Naturism just feels natural to me probably because as children, my mom took us to Japanese public bathhouses so being naked around others never felt like a big deal. I like being in the sunshine so I especially love it during spring and summer as mountain summers are much cooler than Arizona’s.

The Naturist Society under their “about” tab, under “faq” also explains naturism. If you’ve been to Burning Man, it’s feels free like that but it’s a lot less wild as naturism more family oriented. While the people who frequent naturist places are primarily adults ages 18-75, children are welcome. If children aren’t welcomed, it’s usually a hint it’s a different kind of place. In the last decade, there aren’t as many kids even in naturist places, welcome though they may be, which reflects the general decline of children as in the general population because it’s between the baby booms right now.

In response to a haibun challenge : Haibun Road

Haibun Road : a haibun weekly challenge (wk 14): Basho shared his traveling companion Sora’s haiku referencing changing clothes at the gate while I flipped it with leaving clothes at the gate.

You can do an Amazon search in the search bar. However, the search bar is very G-rated so words like naturism or nudism will not work unless you go to the Amazon site first.
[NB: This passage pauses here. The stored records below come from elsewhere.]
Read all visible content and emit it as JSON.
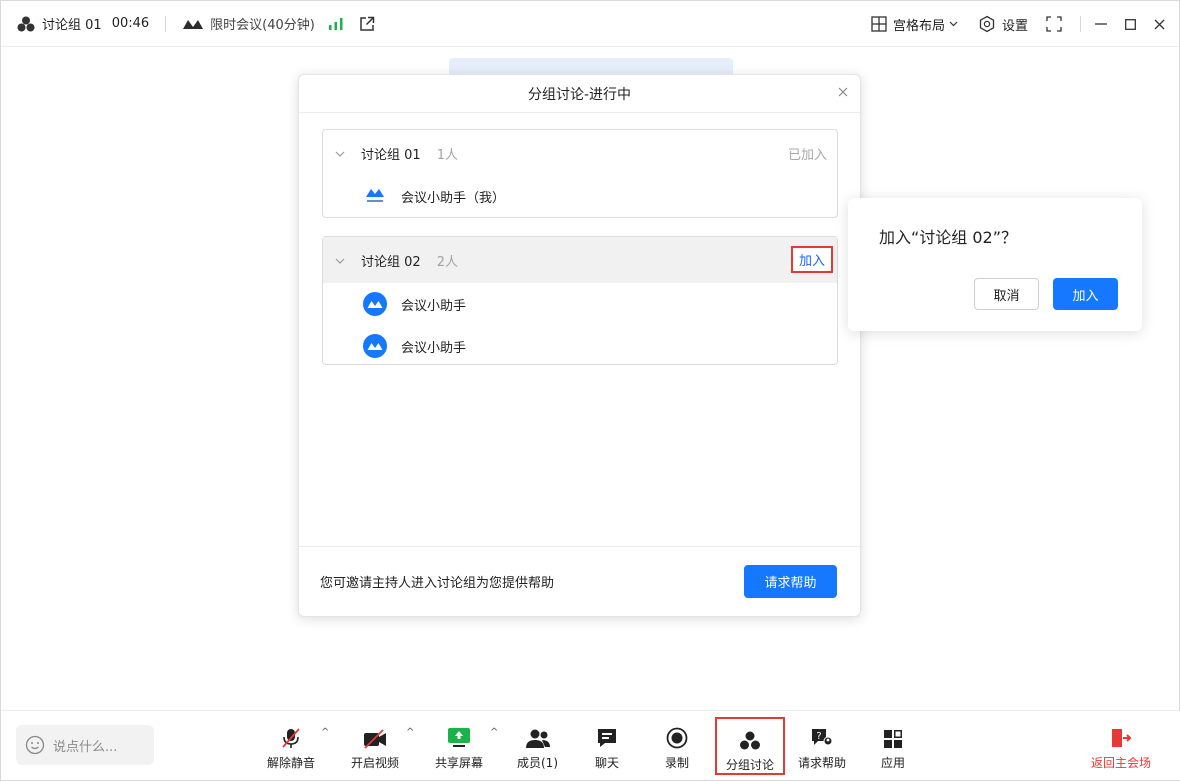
{
  "topbar": {
    "group_label": "讨论组 01",
    "timer": "00:46",
    "meeting_type": "限时会议(40分钟)",
    "layout_label": "宫格布局",
    "settings_label": "设置"
  },
  "dialog": {
    "title": "分组讨论-进行中",
    "groups": [
      {
        "name": "讨论组 01",
        "count": "1人",
        "status": "已加入",
        "members": [
          "会议小助手（我）"
        ]
      },
      {
        "name": "讨论组 02",
        "count": "2人",
        "action": "加入",
        "members": [
          "会议小助手",
          "会议小助手"
        ]
      }
    ],
    "footer_text": "您可邀请主持人进入讨论组为您提供帮助",
    "help_button": "请求帮助"
  },
  "popover": {
    "question": "加入“讨论组 02”？",
    "cancel": "取消",
    "confirm": "加入"
  },
  "toolbar": {
    "chat_placeholder": "说点什么...",
    "tools": [
      {
        "label": "解除静音",
        "icon": "mic-muted-icon"
      },
      {
        "label": "开启视频",
        "icon": "camera-off-icon"
      },
      {
        "label": "共享屏幕",
        "icon": "share-screen-icon"
      },
      {
        "label": "成员(1)",
        "icon": "members-icon"
      },
      {
        "label": "聊天",
        "icon": "chat-icon"
      },
      {
        "label": "录制",
        "icon": "record-icon"
      },
      {
        "label": "分组讨论",
        "icon": "breakout-icon"
      },
      {
        "label": "请求帮助",
        "icon": "help-request-icon"
      },
      {
        "label": "应用",
        "icon": "apps-icon"
      }
    ],
    "exit_label": "返回主会场"
  },
  "colors": {
    "accent": "#1677ff",
    "highlight_box": "#e53935",
    "signal": "#19b34a"
  }
}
FYI: I am an Amazon affiliate. That has no effect on your price. Amazon disclosure: “We are a participant in the Amazon Services LLC Associates Program, an affiliate advertising program designed to provide a means for us to earn fees by linking to Amazon.com and affiliated sites.”